> **RECORDS SHOWN**:

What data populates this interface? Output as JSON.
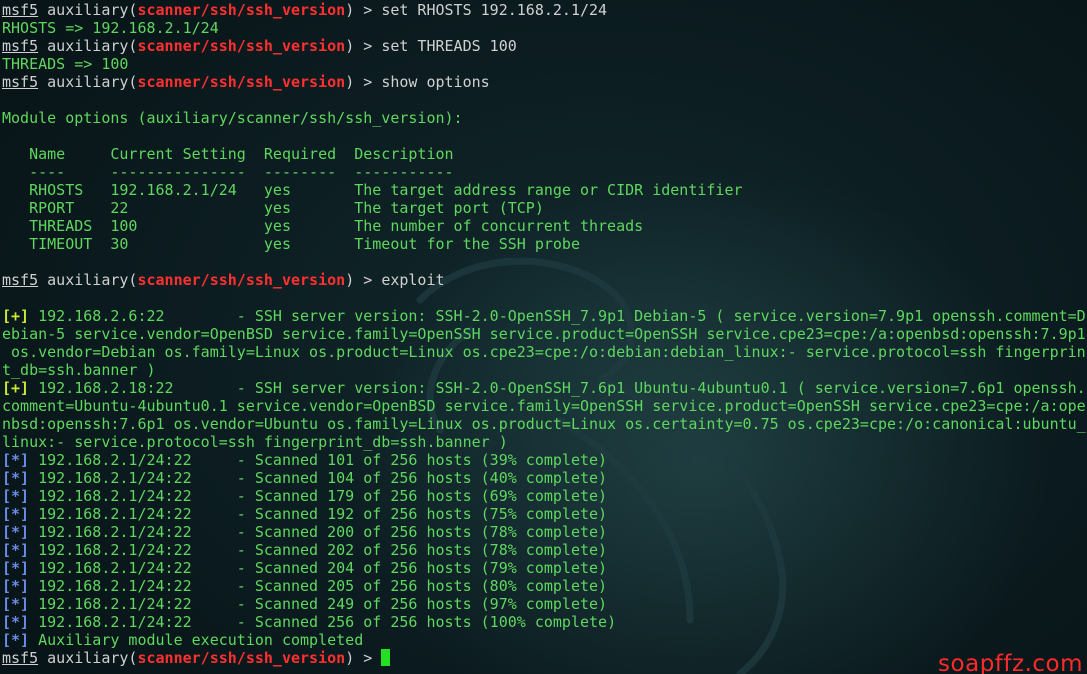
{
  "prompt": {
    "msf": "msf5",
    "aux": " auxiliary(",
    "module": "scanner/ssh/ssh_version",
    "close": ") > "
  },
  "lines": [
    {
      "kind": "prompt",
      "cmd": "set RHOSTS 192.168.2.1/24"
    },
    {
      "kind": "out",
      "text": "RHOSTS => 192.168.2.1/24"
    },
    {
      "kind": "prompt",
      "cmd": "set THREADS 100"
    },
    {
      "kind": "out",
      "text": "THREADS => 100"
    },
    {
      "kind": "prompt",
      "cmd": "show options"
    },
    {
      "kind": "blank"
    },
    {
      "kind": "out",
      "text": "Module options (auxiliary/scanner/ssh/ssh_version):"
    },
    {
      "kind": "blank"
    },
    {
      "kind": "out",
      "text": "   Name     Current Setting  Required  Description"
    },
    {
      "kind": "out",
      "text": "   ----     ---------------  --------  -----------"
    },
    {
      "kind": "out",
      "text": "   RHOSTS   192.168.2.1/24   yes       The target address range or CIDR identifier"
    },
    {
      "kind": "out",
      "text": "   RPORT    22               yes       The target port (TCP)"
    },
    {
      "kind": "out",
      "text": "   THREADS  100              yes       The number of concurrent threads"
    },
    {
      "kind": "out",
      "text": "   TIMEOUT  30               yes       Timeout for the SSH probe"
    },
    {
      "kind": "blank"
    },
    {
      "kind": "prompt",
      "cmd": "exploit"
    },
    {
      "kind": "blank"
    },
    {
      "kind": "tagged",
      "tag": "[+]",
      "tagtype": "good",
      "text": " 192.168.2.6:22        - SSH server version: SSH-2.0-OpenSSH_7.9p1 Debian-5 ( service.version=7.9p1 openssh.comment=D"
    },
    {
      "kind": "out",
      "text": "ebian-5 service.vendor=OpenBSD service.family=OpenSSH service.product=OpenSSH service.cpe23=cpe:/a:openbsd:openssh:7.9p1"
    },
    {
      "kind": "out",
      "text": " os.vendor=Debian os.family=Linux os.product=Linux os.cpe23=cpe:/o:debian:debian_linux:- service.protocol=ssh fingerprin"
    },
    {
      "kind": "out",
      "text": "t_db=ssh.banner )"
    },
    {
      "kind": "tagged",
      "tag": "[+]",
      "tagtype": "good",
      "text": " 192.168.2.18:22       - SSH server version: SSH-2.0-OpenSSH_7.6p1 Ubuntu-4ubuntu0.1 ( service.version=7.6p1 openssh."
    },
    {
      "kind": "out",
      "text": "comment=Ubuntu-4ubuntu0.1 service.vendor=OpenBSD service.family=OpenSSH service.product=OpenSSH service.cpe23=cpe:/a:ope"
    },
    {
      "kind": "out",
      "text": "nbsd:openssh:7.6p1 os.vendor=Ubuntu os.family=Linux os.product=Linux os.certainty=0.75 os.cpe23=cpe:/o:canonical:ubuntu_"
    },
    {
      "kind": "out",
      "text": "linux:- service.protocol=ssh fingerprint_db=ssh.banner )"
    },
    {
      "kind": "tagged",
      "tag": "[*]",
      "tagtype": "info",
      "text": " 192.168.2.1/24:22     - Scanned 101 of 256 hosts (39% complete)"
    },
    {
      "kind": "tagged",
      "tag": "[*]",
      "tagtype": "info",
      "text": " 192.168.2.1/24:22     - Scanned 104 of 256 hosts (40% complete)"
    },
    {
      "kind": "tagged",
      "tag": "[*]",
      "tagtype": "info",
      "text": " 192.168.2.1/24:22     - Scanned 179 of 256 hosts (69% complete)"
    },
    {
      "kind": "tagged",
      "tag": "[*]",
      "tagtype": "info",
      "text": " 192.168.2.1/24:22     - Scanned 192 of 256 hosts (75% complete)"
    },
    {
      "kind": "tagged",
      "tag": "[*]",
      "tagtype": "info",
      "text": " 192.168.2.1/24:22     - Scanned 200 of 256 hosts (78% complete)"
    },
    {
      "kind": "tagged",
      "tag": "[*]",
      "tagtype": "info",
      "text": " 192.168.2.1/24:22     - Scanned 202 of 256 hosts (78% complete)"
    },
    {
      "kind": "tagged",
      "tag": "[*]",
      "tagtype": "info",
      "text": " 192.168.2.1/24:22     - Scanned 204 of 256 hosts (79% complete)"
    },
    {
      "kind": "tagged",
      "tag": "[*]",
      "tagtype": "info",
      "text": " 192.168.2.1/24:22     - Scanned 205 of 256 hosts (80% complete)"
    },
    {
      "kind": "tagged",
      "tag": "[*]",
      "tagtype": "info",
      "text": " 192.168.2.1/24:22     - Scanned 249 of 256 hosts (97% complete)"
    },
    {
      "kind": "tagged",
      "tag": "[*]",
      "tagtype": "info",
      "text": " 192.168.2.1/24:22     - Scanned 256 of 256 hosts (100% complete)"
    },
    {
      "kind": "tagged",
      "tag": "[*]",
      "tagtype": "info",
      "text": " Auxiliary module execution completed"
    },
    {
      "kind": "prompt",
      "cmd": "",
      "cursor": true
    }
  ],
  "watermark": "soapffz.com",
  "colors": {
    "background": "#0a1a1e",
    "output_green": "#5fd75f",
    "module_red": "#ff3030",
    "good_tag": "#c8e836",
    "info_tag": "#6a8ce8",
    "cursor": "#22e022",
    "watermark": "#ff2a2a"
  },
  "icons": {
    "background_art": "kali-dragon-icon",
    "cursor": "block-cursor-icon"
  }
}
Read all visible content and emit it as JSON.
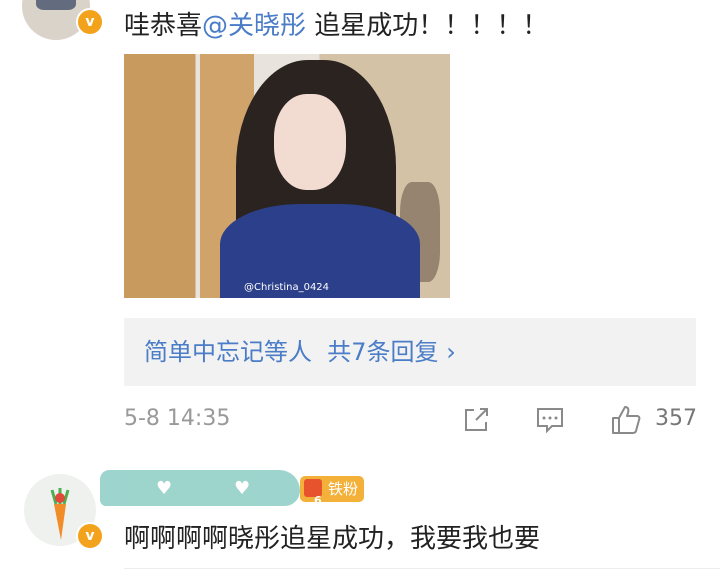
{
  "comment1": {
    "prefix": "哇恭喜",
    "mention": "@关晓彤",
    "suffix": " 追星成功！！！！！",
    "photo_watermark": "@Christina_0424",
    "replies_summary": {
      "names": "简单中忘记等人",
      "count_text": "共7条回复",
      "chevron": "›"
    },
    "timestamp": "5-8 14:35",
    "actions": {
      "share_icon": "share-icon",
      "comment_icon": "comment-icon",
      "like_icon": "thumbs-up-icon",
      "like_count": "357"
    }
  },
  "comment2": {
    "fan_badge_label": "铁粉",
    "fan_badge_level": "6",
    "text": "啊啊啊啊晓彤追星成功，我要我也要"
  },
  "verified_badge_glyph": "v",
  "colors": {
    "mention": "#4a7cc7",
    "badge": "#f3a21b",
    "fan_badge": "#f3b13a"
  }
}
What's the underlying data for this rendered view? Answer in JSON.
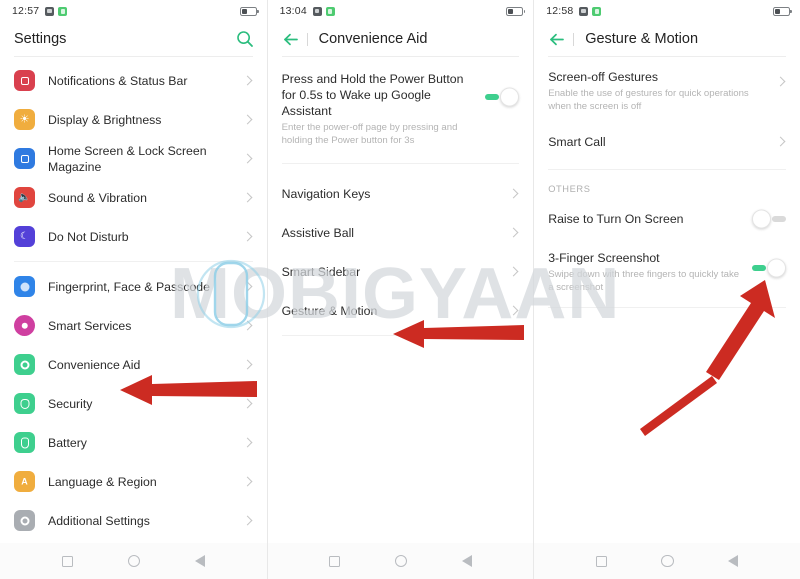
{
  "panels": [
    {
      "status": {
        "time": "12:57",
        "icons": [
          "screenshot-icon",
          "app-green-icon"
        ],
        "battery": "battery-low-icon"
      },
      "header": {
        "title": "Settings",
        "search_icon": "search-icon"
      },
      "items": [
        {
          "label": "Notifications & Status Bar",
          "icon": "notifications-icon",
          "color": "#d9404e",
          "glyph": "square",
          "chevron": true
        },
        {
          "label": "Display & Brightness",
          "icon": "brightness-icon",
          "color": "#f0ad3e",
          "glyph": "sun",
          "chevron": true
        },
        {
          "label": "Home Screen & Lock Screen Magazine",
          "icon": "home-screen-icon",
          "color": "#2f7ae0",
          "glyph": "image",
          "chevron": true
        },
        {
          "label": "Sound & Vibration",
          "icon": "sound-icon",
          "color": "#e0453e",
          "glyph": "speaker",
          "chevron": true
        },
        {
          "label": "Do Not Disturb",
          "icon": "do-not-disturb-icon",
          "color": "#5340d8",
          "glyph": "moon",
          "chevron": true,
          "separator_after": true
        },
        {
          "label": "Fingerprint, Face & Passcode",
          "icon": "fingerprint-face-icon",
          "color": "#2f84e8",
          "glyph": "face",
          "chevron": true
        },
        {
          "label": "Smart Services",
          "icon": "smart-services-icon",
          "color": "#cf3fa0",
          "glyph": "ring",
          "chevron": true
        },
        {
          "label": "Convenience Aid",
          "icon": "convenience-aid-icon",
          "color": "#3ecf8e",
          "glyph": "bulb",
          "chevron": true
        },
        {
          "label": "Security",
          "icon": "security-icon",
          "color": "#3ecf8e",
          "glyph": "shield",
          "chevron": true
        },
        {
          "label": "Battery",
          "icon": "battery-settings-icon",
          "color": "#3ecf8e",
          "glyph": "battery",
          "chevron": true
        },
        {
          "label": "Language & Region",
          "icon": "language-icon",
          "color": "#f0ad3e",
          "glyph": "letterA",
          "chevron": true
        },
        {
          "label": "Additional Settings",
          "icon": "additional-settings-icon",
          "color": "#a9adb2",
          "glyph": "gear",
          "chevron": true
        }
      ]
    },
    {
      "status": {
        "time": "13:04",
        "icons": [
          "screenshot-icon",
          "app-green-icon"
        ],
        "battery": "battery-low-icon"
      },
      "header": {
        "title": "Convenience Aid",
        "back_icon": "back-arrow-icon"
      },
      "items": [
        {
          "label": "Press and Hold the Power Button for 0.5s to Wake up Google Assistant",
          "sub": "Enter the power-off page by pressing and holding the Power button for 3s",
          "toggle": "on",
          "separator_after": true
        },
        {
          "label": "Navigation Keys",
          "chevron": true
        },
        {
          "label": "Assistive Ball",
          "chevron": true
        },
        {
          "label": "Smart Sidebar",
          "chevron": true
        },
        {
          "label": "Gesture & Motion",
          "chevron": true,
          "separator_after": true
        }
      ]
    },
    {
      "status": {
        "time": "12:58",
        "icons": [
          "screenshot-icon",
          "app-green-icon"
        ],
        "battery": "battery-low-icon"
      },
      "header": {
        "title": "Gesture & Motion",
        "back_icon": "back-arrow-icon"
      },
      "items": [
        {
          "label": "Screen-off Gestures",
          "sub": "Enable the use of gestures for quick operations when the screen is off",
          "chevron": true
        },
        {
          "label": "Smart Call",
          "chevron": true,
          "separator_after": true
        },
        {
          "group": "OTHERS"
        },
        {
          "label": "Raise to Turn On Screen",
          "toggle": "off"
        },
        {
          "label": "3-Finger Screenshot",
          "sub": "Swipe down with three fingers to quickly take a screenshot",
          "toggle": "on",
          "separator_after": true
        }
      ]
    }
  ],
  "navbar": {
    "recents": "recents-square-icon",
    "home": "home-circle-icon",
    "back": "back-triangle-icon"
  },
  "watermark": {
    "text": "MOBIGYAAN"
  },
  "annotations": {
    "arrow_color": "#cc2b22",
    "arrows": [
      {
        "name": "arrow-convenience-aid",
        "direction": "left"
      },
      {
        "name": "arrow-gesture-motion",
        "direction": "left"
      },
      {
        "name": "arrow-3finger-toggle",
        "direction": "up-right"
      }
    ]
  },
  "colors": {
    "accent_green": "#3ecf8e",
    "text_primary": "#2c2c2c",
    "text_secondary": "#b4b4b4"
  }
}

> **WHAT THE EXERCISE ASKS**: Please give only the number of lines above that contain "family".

> **TASK OUTPUT**: 4